The two leaders said they had heart to heart discussions on all issues. "We had an open and candid discussion and we have consensus on all issues that we have been discussing before and the issues that confront Pakistan today," Sharif said.

Sharif said, "We are gearing up the party and preparing for the elections. We are a major political party and we have every right to contest elections. We are not running away from elections. Our demand is that Pakistan must have free and fair elections in 2007."

At the same time, he said they were holding discussions with other political parties who believe in democracy, rule of law and the Constitution of 1973.

"So there is no problem in talking to them, trying to arrive at a joint platform to get the result (ouster of Musharraf).

Bhutto said, "We have certain issues that pertain to dictatorship. We have certain issues, which pertain to military intervention in the politics of Pakistan. We do not see eye to eye with Musharraf on such issues."

Asked whether he would have the support of the armed forces, Sharif said there is a difference between armed forces and Musharraf who wants to perpetuate his regime with the help of armed forces. Musharraf is misusing the armed forces. Our strength is the people of Pakistan."

Bhutto said she was greatly concerned about the regrouping of and reorganisation of Taliban in the tribal areas of Pakistan.

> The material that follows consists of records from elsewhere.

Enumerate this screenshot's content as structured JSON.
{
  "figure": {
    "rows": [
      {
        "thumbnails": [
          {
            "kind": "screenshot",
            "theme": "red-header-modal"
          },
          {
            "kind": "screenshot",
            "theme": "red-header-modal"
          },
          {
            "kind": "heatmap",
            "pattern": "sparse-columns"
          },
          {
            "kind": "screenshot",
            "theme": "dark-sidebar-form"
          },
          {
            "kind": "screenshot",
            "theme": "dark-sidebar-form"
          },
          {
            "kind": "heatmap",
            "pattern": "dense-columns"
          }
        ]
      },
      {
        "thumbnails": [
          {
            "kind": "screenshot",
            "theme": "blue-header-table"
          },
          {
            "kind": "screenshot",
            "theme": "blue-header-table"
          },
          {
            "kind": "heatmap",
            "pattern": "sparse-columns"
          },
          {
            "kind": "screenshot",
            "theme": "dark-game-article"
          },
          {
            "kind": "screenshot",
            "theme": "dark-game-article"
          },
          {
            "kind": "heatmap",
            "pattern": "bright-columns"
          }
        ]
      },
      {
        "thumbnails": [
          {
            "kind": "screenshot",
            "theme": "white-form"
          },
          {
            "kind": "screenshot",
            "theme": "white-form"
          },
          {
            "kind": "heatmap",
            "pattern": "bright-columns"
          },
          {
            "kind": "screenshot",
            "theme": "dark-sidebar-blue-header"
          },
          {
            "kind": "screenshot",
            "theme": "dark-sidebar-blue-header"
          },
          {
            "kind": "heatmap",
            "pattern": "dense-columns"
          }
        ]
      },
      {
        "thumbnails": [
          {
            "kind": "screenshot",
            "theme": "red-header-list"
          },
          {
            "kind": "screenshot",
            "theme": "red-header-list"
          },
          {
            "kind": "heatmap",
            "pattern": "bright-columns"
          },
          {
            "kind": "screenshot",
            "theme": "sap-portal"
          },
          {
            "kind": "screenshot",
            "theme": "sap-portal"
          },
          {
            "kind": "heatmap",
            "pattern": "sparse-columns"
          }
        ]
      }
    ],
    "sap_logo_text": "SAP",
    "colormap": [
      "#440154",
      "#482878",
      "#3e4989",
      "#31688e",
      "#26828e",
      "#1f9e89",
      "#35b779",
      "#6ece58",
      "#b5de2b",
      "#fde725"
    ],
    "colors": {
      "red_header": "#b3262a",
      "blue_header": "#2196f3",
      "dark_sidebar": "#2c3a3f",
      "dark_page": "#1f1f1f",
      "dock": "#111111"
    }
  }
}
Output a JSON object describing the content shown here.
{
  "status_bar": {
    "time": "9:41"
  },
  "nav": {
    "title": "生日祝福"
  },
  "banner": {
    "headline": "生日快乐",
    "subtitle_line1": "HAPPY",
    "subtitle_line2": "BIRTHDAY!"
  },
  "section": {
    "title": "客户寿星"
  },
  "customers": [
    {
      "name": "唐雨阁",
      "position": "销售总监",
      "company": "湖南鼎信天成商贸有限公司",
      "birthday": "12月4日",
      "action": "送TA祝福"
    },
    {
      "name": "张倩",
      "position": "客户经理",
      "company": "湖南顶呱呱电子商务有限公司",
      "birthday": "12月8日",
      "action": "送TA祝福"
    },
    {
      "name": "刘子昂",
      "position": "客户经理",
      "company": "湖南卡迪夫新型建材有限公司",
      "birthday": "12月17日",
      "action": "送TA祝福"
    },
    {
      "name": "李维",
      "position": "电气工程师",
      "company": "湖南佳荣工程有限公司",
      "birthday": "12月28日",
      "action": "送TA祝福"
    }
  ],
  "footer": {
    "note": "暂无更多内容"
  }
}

"As a Pakistani, I am deeply concerned that the Al-Qaeda leader Osama bin Laden is suspected to be holed up in the tribal belt of Afghanistan-Pakistan.

I envisage, a Pakistan working with the Karzai government to help bring democracy in the region, establish peace with its neighbour India, internally from the threats of militants who have been bombing diplomatic missions, churches mosques and killing people randomly in the cities. As an analyst said Pakistan is on the edge of chaos," she added.

First Published: Oct 20, 2006 11:26 IST